The next step needed will be activating proxy ARP. All computers that need to communicate with a computer on another network send out an ARP request to get the Ethernet MAC address (separate from the IP address) of the most desirable router in their routing table. The router will reply with its MAC address which the server will use when forwarding the packet to the router. Proxy ARP has to be enabled for the Linux box to answer ARP requests. Proxy ARP activation needs to be done for each ethernet interface on your Linux box. This example is for interfaces eth0 and wlan0.

 

[root@bigboy tmp] echo 1 > /proc/sys/net/ipv4/conf/eth1/proxy_arp

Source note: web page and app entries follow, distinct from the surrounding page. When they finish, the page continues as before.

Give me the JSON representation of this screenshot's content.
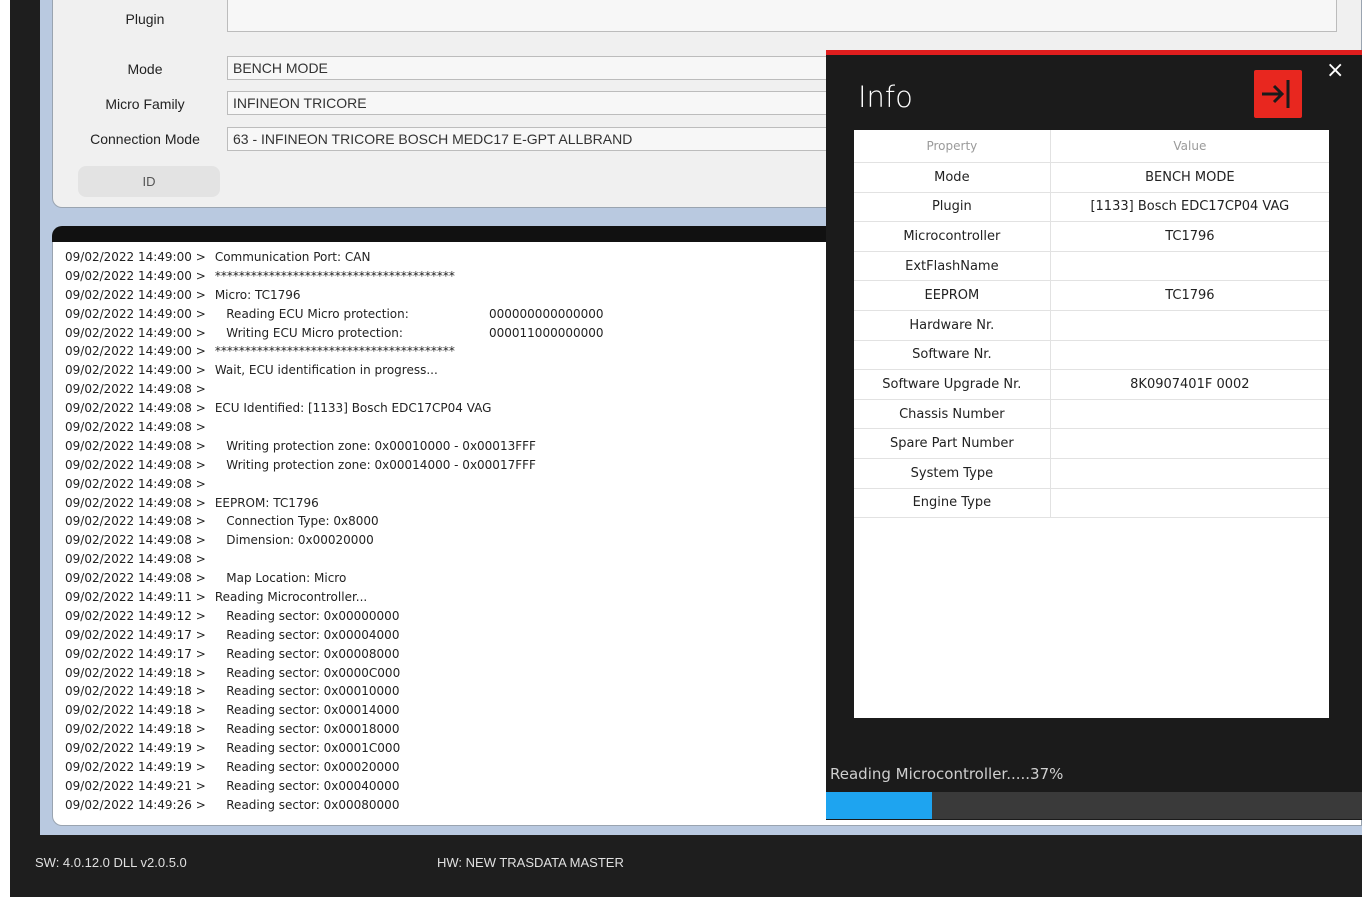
{
  "top_form": {
    "plugin_label": "Plugin",
    "plugin_value": "",
    "mode_label": "Mode",
    "mode_value": "BENCH MODE",
    "micro_family_label": "Micro Family",
    "micro_family_value": "INFINEON TRICORE",
    "connection_mode_label": "Connection Mode",
    "connection_mode_value": "63 - INFINEON TRICORE BOSCH MEDC17 E-GPT ALLBRAND",
    "id_button": "ID"
  },
  "log": {
    "lines": [
      {
        "ts": "09/02/2022 14:49:00 >",
        "msg": " Communication Port: CAN",
        "val": ""
      },
      {
        "ts": "09/02/2022 14:49:00 >",
        "msg": " ****************************************",
        "val": ""
      },
      {
        "ts": "09/02/2022 14:49:00 >",
        "msg": " Micro: TC1796",
        "val": ""
      },
      {
        "ts": "09/02/2022 14:49:00 >",
        "msg": "    Reading ECU Micro protection:",
        "val": "000000000000000"
      },
      {
        "ts": "09/02/2022 14:49:00 >",
        "msg": "    Writing ECU Micro protection:",
        "val": "000011000000000"
      },
      {
        "ts": "09/02/2022 14:49:00 >",
        "msg": " ****************************************",
        "val": ""
      },
      {
        "ts": "09/02/2022 14:49:00 >",
        "msg": " Wait, ECU identification in progress...",
        "val": ""
      },
      {
        "ts": "09/02/2022 14:49:08 >",
        "msg": "",
        "val": ""
      },
      {
        "ts": "09/02/2022 14:49:08 >",
        "msg": " ECU Identified: [1133] Bosch EDC17CP04 VAG",
        "val": ""
      },
      {
        "ts": "09/02/2022 14:49:08 >",
        "msg": "",
        "val": ""
      },
      {
        "ts": "09/02/2022 14:49:08 >",
        "msg": "    Writing protection zone: 0x00010000 - 0x00013FFF",
        "val": ""
      },
      {
        "ts": "09/02/2022 14:49:08 >",
        "msg": "    Writing protection zone: 0x00014000 - 0x00017FFF",
        "val": ""
      },
      {
        "ts": "09/02/2022 14:49:08 >",
        "msg": "",
        "val": ""
      },
      {
        "ts": "09/02/2022 14:49:08 >",
        "msg": " EEPROM: TC1796",
        "val": ""
      },
      {
        "ts": "09/02/2022 14:49:08 >",
        "msg": "    Connection Type: 0x8000",
        "val": ""
      },
      {
        "ts": "09/02/2022 14:49:08 >",
        "msg": "    Dimension: 0x00020000",
        "val": ""
      },
      {
        "ts": "09/02/2022 14:49:08 >",
        "msg": "",
        "val": ""
      },
      {
        "ts": "09/02/2022 14:49:08 >",
        "msg": "    Map Location: Micro",
        "val": ""
      },
      {
        "ts": "09/02/2022 14:49:11 >",
        "msg": " Reading Microcontroller...",
        "val": ""
      },
      {
        "ts": "09/02/2022 14:49:12 >",
        "msg": "    Reading sector: 0x00000000",
        "val": ""
      },
      {
        "ts": "09/02/2022 14:49:17 >",
        "msg": "    Reading sector: 0x00004000",
        "val": ""
      },
      {
        "ts": "09/02/2022 14:49:17 >",
        "msg": "    Reading sector: 0x00008000",
        "val": ""
      },
      {
        "ts": "09/02/2022 14:49:18 >",
        "msg": "    Reading sector: 0x0000C000",
        "val": ""
      },
      {
        "ts": "09/02/2022 14:49:18 >",
        "msg": "    Reading sector: 0x00010000",
        "val": ""
      },
      {
        "ts": "09/02/2022 14:49:18 >",
        "msg": "    Reading sector: 0x00014000",
        "val": ""
      },
      {
        "ts": "09/02/2022 14:49:18 >",
        "msg": "    Reading sector: 0x00018000",
        "val": ""
      },
      {
        "ts": "09/02/2022 14:49:19 >",
        "msg": "    Reading sector: 0x0001C000",
        "val": ""
      },
      {
        "ts": "09/02/2022 14:49:19 >",
        "msg": "    Reading sector: 0x00020000",
        "val": ""
      },
      {
        "ts": "09/02/2022 14:49:21 >",
        "msg": "    Reading sector: 0x00040000",
        "val": ""
      },
      {
        "ts": "09/02/2022 14:49:26 >",
        "msg": "    Reading sector: 0x00080000",
        "val": ""
      }
    ]
  },
  "status_bar": {
    "sw": "SW: 4.0.12.0 DLL v2.0.5.0",
    "hw": "HW: NEW TRASDATA MASTER"
  },
  "info_dialog": {
    "title": "Info",
    "close_glyph": "×",
    "exit_icon": "exit-arrow-icon",
    "columns": [
      "Property",
      "Value"
    ],
    "rows": [
      [
        "Mode",
        "BENCH MODE"
      ],
      [
        "Plugin",
        "[1133] Bosch EDC17CP04 VAG"
      ],
      [
        "Microcontroller",
        "TC1796"
      ],
      [
        "ExtFlashName",
        ""
      ],
      [
        "EEPROM",
        "TC1796"
      ],
      [
        "Hardware Nr.",
        ""
      ],
      [
        "Software Nr.",
        ""
      ],
      [
        "Software Upgrade Nr.",
        "8K0907401F  0002"
      ],
      [
        "Chassis Number",
        ""
      ],
      [
        "Spare Part Number",
        ""
      ],
      [
        "System Type",
        ""
      ],
      [
        "Engine Type",
        ""
      ]
    ],
    "progress_text": "Reading Microcontroller.....37%",
    "progress_value": 0.37,
    "colors": {
      "accent_red": "#e01e1e",
      "progress_blue": "#1ea4f0"
    }
  }
}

[root@bigboy tmp] echo 1 > /proc/sys/net/ipv4/conf/wlan0/proxy_arp

 

(You can determine your network interface names with the ifconfig -a command)

 

There is no purpose built configuration file to force Linux to do proxy ARP on booting. The best way to do this is put the commands above in your /etc/rc.d/rc.local file

 

echo 1 > /proc/sys/net/ipv4/conf/eth1/proxy_arp

echo 1 > /proc/sys/net/ipv4/conf/wlan0/proxy_arp

 

Remember to configure a default route on your Linux box to point to your Internet gateway. You may also want to convert your new Linux router into a firewall to protect your home network. The Netfilter - iptables pages show how to do this.

Configuring Your /etc/hosts File

The /etc/hosts lists the name and IP address of local hosts. Your server will typically check this file before referencing DNS, if the name is found then DNS won't be queried. Unfortunately, if the IP address for that host changes, you'll have to update file. For ease of management, it is best to limit entries in this file to just the loopback interface, and also the local host's name. 

·     The /etc/hosts file has the following format:

 

ip-address fully-qualified-domain-name alias1 alias2 alias3 etc

 

·     The very first line should always look like this with "localhost" being the only alias:

 

127.0.0.1        localhost.localdomain  localhost
 

·     If you have a NIC card in the server, then you have to add another entry in this file.

 

o        First determine what your true hostname is:

 

[root@bigboy mail]# hostname
bigboy
[root@bigboy mail]#

 

o        Add the corresponding entry in the /etc/hosts file for the NIC's IP address 

 

Your NIC's /etc/hosts File Format 

Your machine's name is NOT

listed with a DNS server

Your machine's name is

listed with a DNS server

IP-address hostname.localdomain  hostname

IP-address hostname.my-site.com  hostname

 

 

Here are some examples:

 

·     Host bigboy with an IP address of 192.168.1.100 isn't part of any DNS domain

 

192.168.1.100    bigboy.localdomain     bigboy

 

·     Host bigboy with an IP address of 192.168.1.100 is the mail and web server for domain my-site.com with corresponding entries in the DNS zone file for my-site.com

 

192.168.1.100    bigboy.my-site.com     bigboy     mail   www

 

Note: Only have one line per IP address in this file. If you server has multiple names, then just put the two or three aliases that you feel are most important.